I’ve had to encourage athletes to critique my coaching. I have been met with comments such as ‘we feel bad saying anything negative because you give up so much time for us’. My argument back is ‘I may be giving up my time but I want to do my job properly and if I’m not doing something right, I want to know about it’.
One behaviour I have sadly observed in a number of sports is the volunteer coach who uses the fact they are a volunteer as a power trip. Creating the impression that you are untouchable because you are a volunteer does not help anyone. If you think nobody is allowed to critique your coaching because you do it for free, just think about all the learning opportunities you are missing out on!
Of course, ‘I’m only a volunteer’ has a place within coaching language. When parents are pushing for more of your time, or when you’ve had a 12 hour shift at work and your participants turn up late. That’s the time to remind the people on the other side of just what you’re sacrificing to help, and that it deserves respect (as it does when you’re paid as well!). But just giving up your time alone isn’t enough. Giving up your time to do your job (and it is a job, irrespective of the fact you’re not being paid) in a professional manner is what the volunteer coaching workforce deserve the utmost respect for.

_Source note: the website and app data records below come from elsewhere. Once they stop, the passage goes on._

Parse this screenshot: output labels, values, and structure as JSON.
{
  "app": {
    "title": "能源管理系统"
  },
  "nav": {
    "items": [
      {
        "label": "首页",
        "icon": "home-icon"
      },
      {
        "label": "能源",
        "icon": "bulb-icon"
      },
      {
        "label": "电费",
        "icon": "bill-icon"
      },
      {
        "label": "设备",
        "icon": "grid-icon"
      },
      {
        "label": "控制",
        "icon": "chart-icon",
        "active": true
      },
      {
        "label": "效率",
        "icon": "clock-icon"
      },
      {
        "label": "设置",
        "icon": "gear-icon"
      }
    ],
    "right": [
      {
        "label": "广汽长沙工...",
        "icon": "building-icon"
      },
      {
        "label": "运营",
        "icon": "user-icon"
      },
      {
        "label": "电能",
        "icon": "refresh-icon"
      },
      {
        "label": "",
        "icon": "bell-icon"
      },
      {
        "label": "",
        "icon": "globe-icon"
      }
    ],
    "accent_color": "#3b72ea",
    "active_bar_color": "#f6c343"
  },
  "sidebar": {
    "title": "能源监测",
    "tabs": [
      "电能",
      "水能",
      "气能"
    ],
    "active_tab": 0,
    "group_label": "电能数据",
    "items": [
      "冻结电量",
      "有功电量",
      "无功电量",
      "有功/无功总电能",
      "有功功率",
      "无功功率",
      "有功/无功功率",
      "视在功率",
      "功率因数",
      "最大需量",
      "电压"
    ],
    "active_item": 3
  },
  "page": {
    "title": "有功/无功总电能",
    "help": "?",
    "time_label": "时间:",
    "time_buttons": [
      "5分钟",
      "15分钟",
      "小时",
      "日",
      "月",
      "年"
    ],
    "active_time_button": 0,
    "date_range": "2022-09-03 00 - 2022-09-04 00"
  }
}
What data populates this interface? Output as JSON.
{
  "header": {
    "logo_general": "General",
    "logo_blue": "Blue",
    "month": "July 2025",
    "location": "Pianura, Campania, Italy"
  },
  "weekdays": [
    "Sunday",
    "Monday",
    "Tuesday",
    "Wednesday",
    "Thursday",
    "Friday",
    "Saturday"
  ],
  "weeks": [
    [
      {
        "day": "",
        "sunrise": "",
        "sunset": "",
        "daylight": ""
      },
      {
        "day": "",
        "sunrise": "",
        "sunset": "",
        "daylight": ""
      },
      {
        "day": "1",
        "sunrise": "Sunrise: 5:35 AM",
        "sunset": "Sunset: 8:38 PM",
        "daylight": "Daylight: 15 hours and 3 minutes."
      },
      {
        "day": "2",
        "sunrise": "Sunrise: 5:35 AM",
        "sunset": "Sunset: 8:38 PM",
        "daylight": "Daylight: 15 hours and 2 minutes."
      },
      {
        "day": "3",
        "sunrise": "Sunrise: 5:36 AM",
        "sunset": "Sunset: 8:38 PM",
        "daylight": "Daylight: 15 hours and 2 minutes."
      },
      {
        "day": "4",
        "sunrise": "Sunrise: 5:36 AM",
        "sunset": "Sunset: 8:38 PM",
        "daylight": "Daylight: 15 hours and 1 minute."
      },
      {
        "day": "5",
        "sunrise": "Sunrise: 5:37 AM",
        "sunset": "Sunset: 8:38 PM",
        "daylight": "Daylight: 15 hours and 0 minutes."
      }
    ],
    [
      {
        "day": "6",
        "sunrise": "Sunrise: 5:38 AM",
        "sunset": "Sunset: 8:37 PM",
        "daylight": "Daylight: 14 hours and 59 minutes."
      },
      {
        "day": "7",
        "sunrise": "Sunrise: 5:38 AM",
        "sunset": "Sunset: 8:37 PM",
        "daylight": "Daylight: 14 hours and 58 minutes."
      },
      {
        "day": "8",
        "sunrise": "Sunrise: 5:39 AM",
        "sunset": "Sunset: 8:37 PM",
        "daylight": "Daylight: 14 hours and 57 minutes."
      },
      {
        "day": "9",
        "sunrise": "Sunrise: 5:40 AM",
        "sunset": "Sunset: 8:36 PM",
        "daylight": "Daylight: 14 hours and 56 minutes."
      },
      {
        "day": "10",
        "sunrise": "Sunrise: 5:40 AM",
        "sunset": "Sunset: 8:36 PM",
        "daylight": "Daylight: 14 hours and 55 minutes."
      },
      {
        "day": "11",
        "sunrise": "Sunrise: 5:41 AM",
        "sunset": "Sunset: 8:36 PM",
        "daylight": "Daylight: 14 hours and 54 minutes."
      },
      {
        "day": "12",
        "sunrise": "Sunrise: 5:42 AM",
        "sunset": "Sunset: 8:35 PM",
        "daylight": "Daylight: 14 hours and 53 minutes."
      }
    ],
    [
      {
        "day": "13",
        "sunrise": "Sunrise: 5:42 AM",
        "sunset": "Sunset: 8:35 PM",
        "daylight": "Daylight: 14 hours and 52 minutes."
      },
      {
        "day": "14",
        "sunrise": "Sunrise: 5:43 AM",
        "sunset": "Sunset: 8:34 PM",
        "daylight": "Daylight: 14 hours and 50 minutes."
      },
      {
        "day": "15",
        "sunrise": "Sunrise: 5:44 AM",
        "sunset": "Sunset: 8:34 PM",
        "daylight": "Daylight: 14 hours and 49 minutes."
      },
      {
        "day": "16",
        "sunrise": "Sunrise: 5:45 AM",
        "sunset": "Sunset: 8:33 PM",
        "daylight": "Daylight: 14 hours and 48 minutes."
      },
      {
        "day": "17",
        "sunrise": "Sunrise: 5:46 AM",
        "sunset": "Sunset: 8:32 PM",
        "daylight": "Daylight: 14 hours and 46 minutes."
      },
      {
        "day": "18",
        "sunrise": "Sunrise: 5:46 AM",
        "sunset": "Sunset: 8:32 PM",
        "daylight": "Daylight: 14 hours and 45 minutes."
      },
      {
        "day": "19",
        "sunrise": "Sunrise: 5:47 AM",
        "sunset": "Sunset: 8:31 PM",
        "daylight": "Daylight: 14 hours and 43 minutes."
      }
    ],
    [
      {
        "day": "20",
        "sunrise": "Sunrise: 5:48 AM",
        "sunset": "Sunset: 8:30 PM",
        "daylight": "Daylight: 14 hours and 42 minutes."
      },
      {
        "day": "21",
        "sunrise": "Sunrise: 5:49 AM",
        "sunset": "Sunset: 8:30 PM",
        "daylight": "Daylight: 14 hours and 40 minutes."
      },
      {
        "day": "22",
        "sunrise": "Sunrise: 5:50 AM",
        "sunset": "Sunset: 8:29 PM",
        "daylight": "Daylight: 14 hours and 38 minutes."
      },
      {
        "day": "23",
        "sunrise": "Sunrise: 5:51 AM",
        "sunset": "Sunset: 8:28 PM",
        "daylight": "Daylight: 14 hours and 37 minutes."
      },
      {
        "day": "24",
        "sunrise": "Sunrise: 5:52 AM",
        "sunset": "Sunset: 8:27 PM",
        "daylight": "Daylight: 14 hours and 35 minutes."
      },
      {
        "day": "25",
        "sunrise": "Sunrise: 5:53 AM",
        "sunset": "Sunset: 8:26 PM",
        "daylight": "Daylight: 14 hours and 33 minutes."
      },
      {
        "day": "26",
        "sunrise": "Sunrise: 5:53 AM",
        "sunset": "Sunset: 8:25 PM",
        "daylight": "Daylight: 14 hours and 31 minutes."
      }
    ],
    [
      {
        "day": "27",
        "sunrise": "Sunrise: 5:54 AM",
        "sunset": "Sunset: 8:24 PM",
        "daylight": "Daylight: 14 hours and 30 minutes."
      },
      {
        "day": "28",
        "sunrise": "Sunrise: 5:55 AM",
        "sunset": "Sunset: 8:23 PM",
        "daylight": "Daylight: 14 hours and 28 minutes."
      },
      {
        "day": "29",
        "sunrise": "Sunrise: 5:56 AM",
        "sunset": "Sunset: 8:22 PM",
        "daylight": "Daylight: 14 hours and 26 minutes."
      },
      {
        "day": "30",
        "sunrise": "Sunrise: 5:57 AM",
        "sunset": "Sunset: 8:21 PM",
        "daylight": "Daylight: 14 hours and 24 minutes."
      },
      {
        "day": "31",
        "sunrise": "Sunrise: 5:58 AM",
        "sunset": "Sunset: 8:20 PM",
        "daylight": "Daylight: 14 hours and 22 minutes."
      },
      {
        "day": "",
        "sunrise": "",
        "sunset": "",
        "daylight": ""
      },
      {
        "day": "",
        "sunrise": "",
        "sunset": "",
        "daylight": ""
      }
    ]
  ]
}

Some coaches of our international senior teams are still not paid within certain sports. High performance coaches can be volunteers too. At every level of the coach development pathway, coaches need to maintain standards irrelevant of the money they may or may not be receiving. But as a coach, we have the power to change lives in unimaginable ways. If we don’t do it right, it can be destructive. Equally, it can be a hugely rewarding for both participants and coaches alike.
So while it may not a life or death profession (arguably, it can be for some sports!), the impact you have on the lives of those you have duty of care towards can be life changing. You have the power to build someone’s confidence sky high, and you equally have the power to destroy what little confidence someone may have. So next time you want to use ‘I’m only a volunteer’ think about just how important your job is. Think about whether you are prepared to put yourself in such an important position within your sporting environment.
Done right, volunteering is incredibly rewarding to both you as a coach and for your participants. Done wrong, it can have serious consequences so if you’re not prepared to do it right, it may be time to consider if you should be doing it at all.
Volunteer coaches are often the people who have stepped up to help when nobody else would. A brave and bold thing to do. But stepping up comes with responsibility that few people recognise in the early days. Just as you would expect a surgeon to have more training and knowledge than simply watching a load of medical dramas, coaches need the right mentoring and training to ensure they are supported to do their job well (the subject of a future blog I’m sure!). It is a complex role, but it is such an important one too.
Our sporting success as a nation is built on a solid foundation of volunteers. Keep enjoying it and keep challenging yourself to ensure you are being the best coach you can be. Because when that participant looks to you to be ‘rescued’, you need to have the skills, knowledge and experience to make sure they don’t drown on your watch.